Rather than relying on faster spindle speeds to reduce rotational latency, Native Command Queuing aims to minimize the performance impact of a hard drive's mechanical latency by intelligently re-ordering I/O requests. Normally, a hard drive blindly executes I/O requests in the order that they are received. NCQ allows a drive to gather multiple I/O requests and reschedule them based on their proximity to the drive head's position.


Source: NVIDIA

In the above example, a normal hard drive would take two rotations to execute I/O requests one through four in order. With NCQ intelligently optimizing the request order, the drive can execute all four requests in only one rotation, saving precious milliseconds.

Of course, the above example is a best case scenario for Native Command Queuing. NCQ can only improve performance when I/O requests reference different physical locations on a disk, so it can't do much for streaming drive loads unless a drive is heavily fragmented. Native Command Queuing is perhaps best suited for multitasking and multi-user environments with more random I/O profiles. In fact, command queuing is so effective in multi-user environments that SCSI drives have been using it for ages.

Command queuing may be old hat for SCSI drives, but it's new for Serial ATA. It's not the only Serial ATA command queuing scheme, either. Western Digital's Raptor WD740GD supports Tagged Command Queuing (TCQ), a variation of command queuing that's similar to NCQ. Thus far, the WD740GD is the only hard drive to support TCQ, and with NCQ a part of the Serial ATA II spec, it seems unlikely that other SATA drive manufacturers will adopt TCQ. SATA-II isn't required to support NCQ, though.

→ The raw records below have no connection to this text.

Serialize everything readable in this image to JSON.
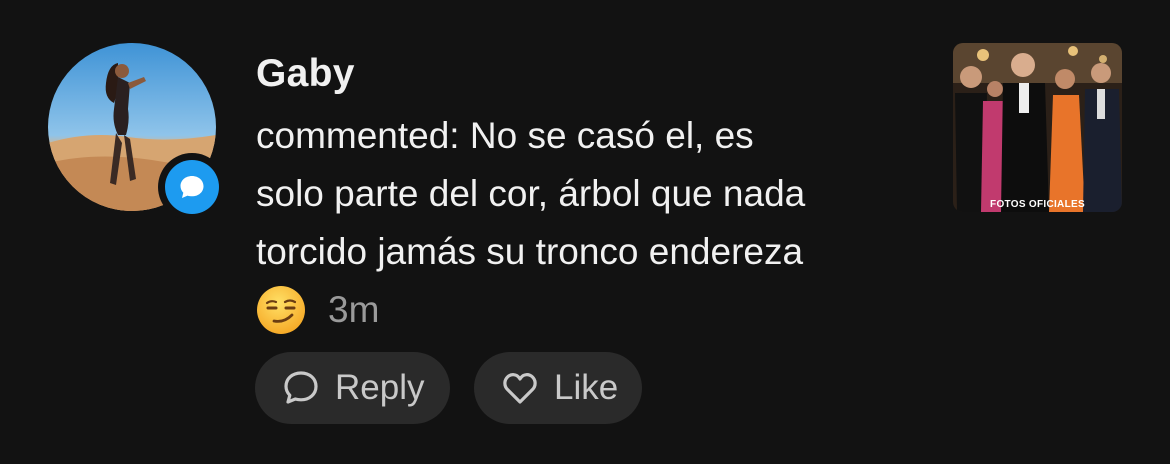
{
  "notification": {
    "username": "Gaby",
    "comment_lines": [
      "commented: No se casó el, es",
      "solo parte del cor, árbol que nada",
      "torcido jamás su tronco endereza"
    ],
    "emoji": "😏",
    "time": "3m",
    "badge_icon": "chat-bubble-icon",
    "accent_color": "#1d9bf0"
  },
  "actions": {
    "reply_label": "Reply",
    "reply_icon": "chat-bubble-outline-icon",
    "like_label": "Like",
    "like_icon": "heart-outline-icon"
  },
  "post_thumbnail": {
    "caption": "FOTOS OFICIALES"
  }
}
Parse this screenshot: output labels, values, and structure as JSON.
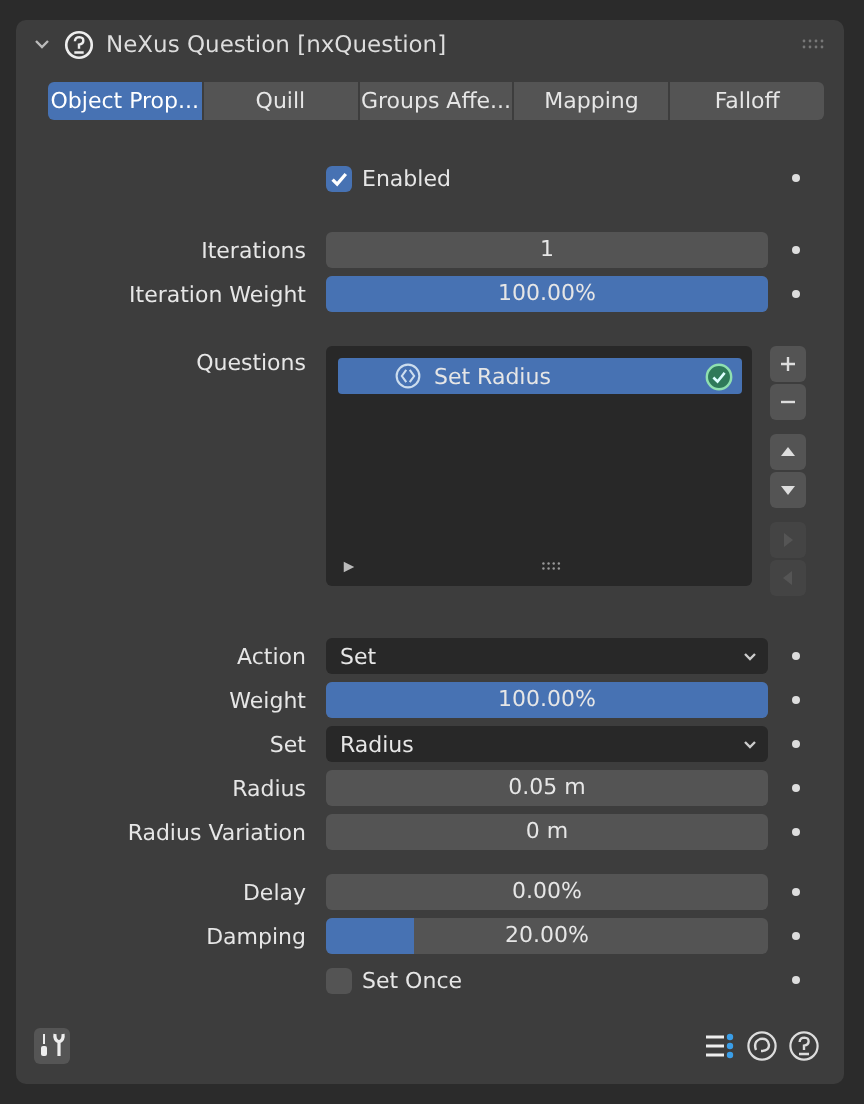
{
  "panel": {
    "title": "NeXus Question [nxQuestion]",
    "expanded": true
  },
  "tabs": [
    {
      "label": "Object Prop...",
      "selected": true
    },
    {
      "label": "Quill",
      "selected": false
    },
    {
      "label": "Groups Affe...",
      "selected": false
    },
    {
      "label": "Mapping",
      "selected": false
    },
    {
      "label": "Falloff",
      "selected": false
    }
  ],
  "sections": [
    [
      {
        "kind": "checkbox",
        "label": "Enabled",
        "checked": true,
        "animatable": true
      }
    ],
    [
      {
        "kind": "number",
        "label": "Iterations",
        "value": "1",
        "animatable": true
      },
      {
        "kind": "slider",
        "label": "Iteration Weight",
        "value": "100.00%",
        "level": 1,
        "animatable": true
      }
    ],
    [
      {
        "kind": "list",
        "label": "Questions",
        "items": [
          {
            "label": "Set Radius",
            "selected": true,
            "checked": true
          }
        ]
      }
    ],
    [
      {
        "kind": "dropdown",
        "label": "Action",
        "value": "Set",
        "animatable": true
      },
      {
        "kind": "slider",
        "label": "Weight",
        "value": "100.00%",
        "level": 1,
        "animatable": true
      },
      {
        "kind": "dropdown",
        "label": "Set",
        "value": "Radius",
        "animatable": true
      },
      {
        "kind": "number",
        "label": "Radius",
        "value": "0.05 m",
        "animatable": true
      },
      {
        "kind": "number",
        "label": "Radius Variation",
        "value": "0 m",
        "animatable": true
      }
    ],
    [
      {
        "kind": "slider",
        "label": "Delay",
        "value": "0.00%",
        "level": 0,
        "animatable": true
      },
      {
        "kind": "slider",
        "label": "Damping",
        "value": "20.00%",
        "level": 0.2,
        "animatable": true
      },
      {
        "kind": "checkbox",
        "label": "Set Once",
        "checked": false,
        "animatable": true
      }
    ]
  ]
}
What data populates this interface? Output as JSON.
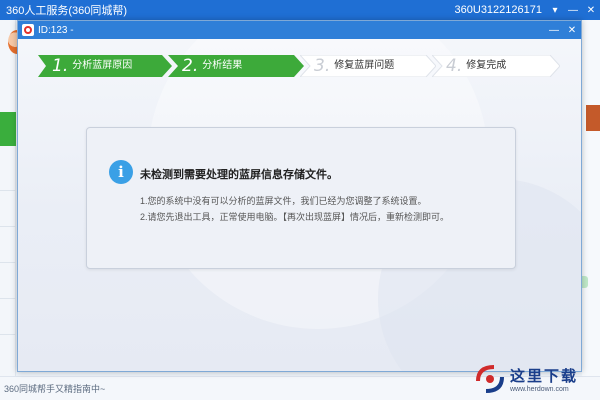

The specs
The Barracuda 7200.7 NCQ is a new spin of Seagate's existing 7200.7 technology. Other than the addition of NCQ support, the two drives are quite similar.

  Barracuda 7200.7 NCQ Barracuda 7200.7
Maximum external transfer rate150MB/sec
Maximum sustained transfer rate58MB/s
Average seek time8.5ms
Average rotational latency4.16ms
Spindle speed7,200-RPM
Cache size8MB
Platter size80GB
Available capacities80, 120, 160GB80, 120, 160, 200GB
Idle acoustics2.5 bels
Idle power consumption9-9.3W9W
Seek  power consumption12.5-13.5W13.5W
Warranty lengthFive years

With similar names and specs, picking an NCQ-equipped 'cuda out of a crowd might be a little difficult. Barracuda 7200.7 NCQ drives can be identified by their model numbers, ST380817AS, ST3120827AS, and ST3160827AS for 80, 120, and 160GB drives. Unfortunately, Seagate doesn't offer a 200GB 7200.7 with NCQ support.

The Barracuda 7200.7's specs haven't changed much for the NCQ spin of the drive and neither has Seagate's five-year warranty. Five-year warranties are usually reserved for high-end SCSI drives and enterprise-class 10K-RPM Serial ATA drives, so Seagate should be commended for serving up five years of coverage for its 7,200RPM Barracudas. However, it should be noted that Seagate's five-year warranty only applies to retail-boxed and bare drives sold through authorized resellers. For drives sold directly to OEMs for integration in their systems, warranty coverage is up to the OEM. That's standard industry practice.

Hard drives aren't usually much to look at and the Barracuda 7200.7 NCQ is no exception. Here are a few shots of the drive anyway.


The 7200.7 from above...


And below


No four-pin Molex power connectors need apply